When are you supposed to tip? It’s a question we all ask at some point in our lives. Let’s face it; tipping can be complicated and uncomfortable. Nobody wants to look like a cheapskate but you also don’t want to look like you don’t understand the value of a dollar.
Tipping is tricky. When do you tip? How much?
You don’t want to offend the person who’s offered you services but you also don’t want to look as if you haven’t a clue what you’re doing.
Rest easy, sweet mama! I’ve done the leg work and compiled this list for you. I’ve scoured the Internet and countless advice columns, asked in group forums, and researched industry standards to compile this complete(ish) list for you. I hope it proves handy and the next time you’re faced with the dilemma of how many dollar bills you should hand over, you feel confident doing so!
- Bartender: 15% is standard; although, if you’re ordering complicated mixed drinks, 20% is more appropriate.
- Waitstaff (Sit-down Style Restaurant): 15% is standard; 20% for good service and more if they offered you outstanding service. 10% or less if the service was poor and you know it wasn’t the kitchen’s fault.
- Waitstaff (Buffet Style Restaurant): 5-10% depending on how much work is done by the waitstaff
- Barista: $1 per handmade coffee (espresso, lattes, etc); 50 cents for pouring already made drip coffee.
- Takeout: No tip unless they go above and beyond or do something special.
- Food Delivery: 10% with $3 as the minimum amount (add more if the weather is inclement and they offered you excellent service).
- Hairstylist: 10% minimum, but if the person does good work, you see them regularly, and they take their time with you, 20% is more appropriate.
- Shampooer: $5 unless it’s an inexpensive haircut ($20 or less), then $2-$3.
- Manicurist/Pedicurist: 15-20% (higher if there is extra work involved for them).
- Facial/Body Wrap/Massage Services: 15-20%
- Taxi/Limo Drivers: 10-15% of your total fare
- Valet: $1-2
- Bellman: $1-2 per bag. Tip more if they provide any additional services.
- Concierge: For anything from dinner reservations to hard-to-come by theatre tickets, $5-$10. To ensure great service throughout your stay, add a $20 tip to the bill.
- Room Service: 15% of the bill unless gratuity is already added.
- If you requested something special be delivered to your room (like a hair dryer, crib or an iron), tip $1 per item received.
- Maid: $2 per day
- Cruises: Varies. Ask cruise line about customary gratuities.
- Babysitter: 10-20% based on services provided; if you come home to a clean house or she went above and beyond and you didn’t ask it of him/her, tip extra.

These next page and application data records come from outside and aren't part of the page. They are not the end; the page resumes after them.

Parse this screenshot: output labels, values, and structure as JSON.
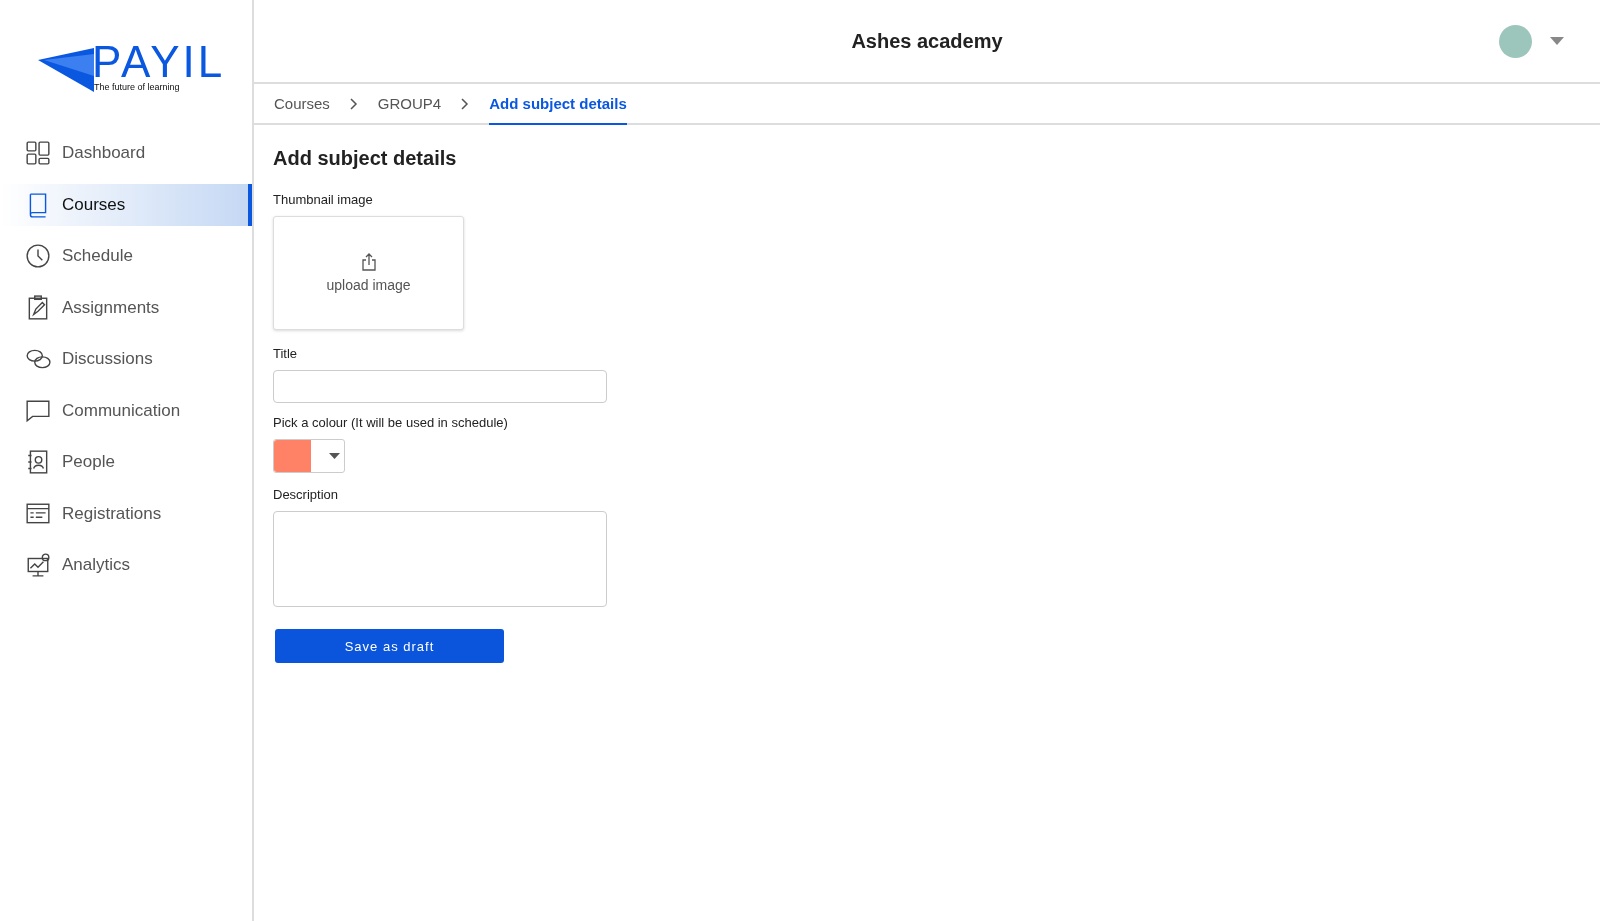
{
  "logo": {
    "name": "PAYIL",
    "tagline": "The future of learning"
  },
  "sidebar": {
    "items": [
      {
        "label": "Dashboard",
        "selected": false
      },
      {
        "label": "Courses",
        "selected": true
      },
      {
        "label": "Schedule",
        "selected": false
      },
      {
        "label": "Assignments",
        "selected": false
      },
      {
        "label": "Discussions",
        "selected": false
      },
      {
        "label": "Communication",
        "selected": false
      },
      {
        "label": "People",
        "selected": false
      },
      {
        "label": "Registrations",
        "selected": false
      },
      {
        "label": "Analytics",
        "selected": false
      }
    ]
  },
  "header": {
    "title": "Ashes academy"
  },
  "breadcrumbs": [
    {
      "label": "Courses",
      "selected": false
    },
    {
      "label": "GROUP4",
      "selected": false
    },
    {
      "label": "Add subject details",
      "selected": true
    }
  ],
  "form": {
    "heading": "Add subject details",
    "thumbnail": {
      "label": "Thumbnail image",
      "button": "upload image"
    },
    "title_field": {
      "label": "Title"
    },
    "colour_picker": {
      "label": "Pick a colour (It will be used in schedule)",
      "color": "#ff8266"
    },
    "description_field": {
      "label": "Description"
    },
    "save_button": "Save as draft"
  }
}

- Grocery Delivery (Full-service delivery company like Shipt or InstaCart): 10% of the total bill; extra if if the shopper does more than the norm (more than 10 miles from the store shopped at, lots of produce that required careful selection, an otherwise complicated, very-large or heavy order).
- Roadside Service: $10 (more if weather is inclement: rain, very hot, etc).
- Pet Groomer: 10% for short-haired, if well behaved. 15% for long-haired, well-behaved dogs; and 20% for the not so well-behaved dog.
- House/Pet Sitter: 10-15%; more if you sitter cares for your home/pet on a regular basis, animals require special treatment (medications, difficult animal, etc) or has gone above and beyond what is expected.
While it can be tricky, with a little bit of preparation, any situation where tipping is involved can be made comfortable.
If you’re unsure what tip is appropriate, the best gauge is to consider the service you’ve received (and what lengths the individual went to on your behalf) and give what you feel is appropriate for the value of that service.